“I’ve been seeing all these reports on the news about H1N1 and that it can cause deaths and I have some concerns,” the caller said.
“Okay.” This conversation took place sometime in 2009. I already knew this wasn’t a death report. What I didn’t know was where this phone call was going.
Just in case you’re new to this blog series, I used to work as a death investigator. In a morgue. I spent my days assisting pathologists by conducting scene investigations, gathering medical records/police reports, and taking medical-history interviews from family members and friends. All of this was done to help the pathologist determine cause and manner of death.
“I was wondering if I could make an appointment because I think I might have H1N1.”
“If you have concerns about your health then you should make an appointment to see your doctor.”
“I don’t have a doctor.”
“Okay. There’s always the urgent care clinic or the emergency room.”
“I was told your office conducted services for free.”
“What do you mean sort of?”
I struggled, trying to find the words to explain to this guy what exactly we did which was weird for me because I explained the role of the medical examiner’s office to people all the time. And yet, here I was trying to figure out how to tell this guy – tactfully – that we only offered free services for people who died under a specific set of circumstances.
“This is the medical examiner’s office. The purpose of this office is to conduct forensic examinations on people who have died so we can determine their cause and manner of death. The doctors who work at this office are forensic pathologists. They’re not licensed to provide medical treatment to individuals who are….Who aren’t deceased.”
“So, they’re not that kind of doctor?” he asked.
“So how do I find out if I have H1N1?”
“As I mentioned before, if you’re feeling ill you should see a doctor at an urgent care clinic or emergency room. The county healthy department probably has someone there who can answer questions about H1N1. I can get you their phone number.”
“That’s alright. Thanks for your time.”
I don’t know if this existed in 2009 but I did a quick Internet search and found The National Association of Free & Charitable Clinics.
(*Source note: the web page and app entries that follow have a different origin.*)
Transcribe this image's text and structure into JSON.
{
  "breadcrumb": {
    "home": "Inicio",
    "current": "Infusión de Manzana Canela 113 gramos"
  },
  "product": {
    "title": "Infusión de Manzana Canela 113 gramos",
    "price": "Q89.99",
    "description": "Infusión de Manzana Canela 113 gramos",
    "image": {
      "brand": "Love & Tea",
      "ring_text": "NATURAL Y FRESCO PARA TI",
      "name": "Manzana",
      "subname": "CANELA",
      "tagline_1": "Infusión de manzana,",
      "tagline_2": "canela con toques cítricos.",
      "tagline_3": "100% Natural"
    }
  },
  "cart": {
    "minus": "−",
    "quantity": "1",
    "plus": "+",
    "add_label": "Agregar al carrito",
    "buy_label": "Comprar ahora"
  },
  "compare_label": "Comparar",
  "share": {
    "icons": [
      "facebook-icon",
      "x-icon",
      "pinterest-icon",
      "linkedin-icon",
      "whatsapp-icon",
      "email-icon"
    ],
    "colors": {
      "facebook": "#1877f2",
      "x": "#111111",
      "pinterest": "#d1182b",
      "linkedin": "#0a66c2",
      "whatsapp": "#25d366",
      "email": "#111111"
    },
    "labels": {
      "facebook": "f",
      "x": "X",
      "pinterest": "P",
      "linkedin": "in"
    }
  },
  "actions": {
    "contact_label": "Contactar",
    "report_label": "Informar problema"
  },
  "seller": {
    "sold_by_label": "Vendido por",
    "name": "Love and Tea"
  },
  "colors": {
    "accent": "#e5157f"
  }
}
Only a handful of states have these clinics but if you know someone who needs medical treatment and doesn’t have insurance, please have them visit this website.
If you have any questions about this blog or any of the others I’ve written, feel free to leave your questions in the comments or send me an email at firstname.lastname@example.org.
Thanks for shopping Snark, Sass, & Sarcasm! I’ll see you next time.